The annual youth festival in West Bridgford clocked up its biggest attendance since Bridgfest became a regular event on the summer calendar. Out of the 1,200 plus young people who went along to the day of free music, sport and fun, 700 of those also signed up to a charter of non-violence, condemning the recent spate of anti-social behaviour demonstrated by a small number of people in some of Britain’s cities.
Nottinghamshire County Council leader, Kay Cutts, who spent the afternoon joining in activities and chatting to youngsters, said: “Young people often get a raw deal in the press and with older generations, who perceive them to be troublemakers and up to no good, but the reality is that this is only a very small minority.
“Most of the young people were also keen to sign up to the charter to show their public condemnation of the recent violence across the country, which shows the strength of feeling that exists among the younger generation.”
Supt Paul Anderson of Nottinghamshire Police added: “It was great to see such a large group of young people coming together to enjoy the event. In light of what happened recently, we are really pleased Bridgfest went ahead and all those who attended
Twelve rock and pop youth bands from the Rushcliffe area performed on the main stage and the urban marquee hosted MCing, DJing, street dance and poetry. The fun activities on offer, including body zorbs, sumo wrestling with inflatable suits, graffiti art and circus skills, were mainly aimed at young people between 10 and 19, but children from five are also catered for.

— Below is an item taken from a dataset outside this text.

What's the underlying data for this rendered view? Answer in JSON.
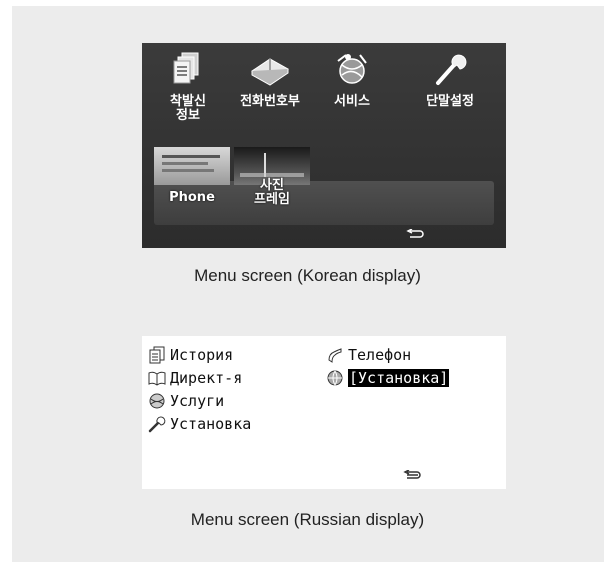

Council youth worker David Warren, who was one of the event organisers, added: “Bridgfest was a huge success this year. The feedback I got was that people really enjoyed it telling me that there was not only a lot to do, but a good variety of activities to suit everyone.”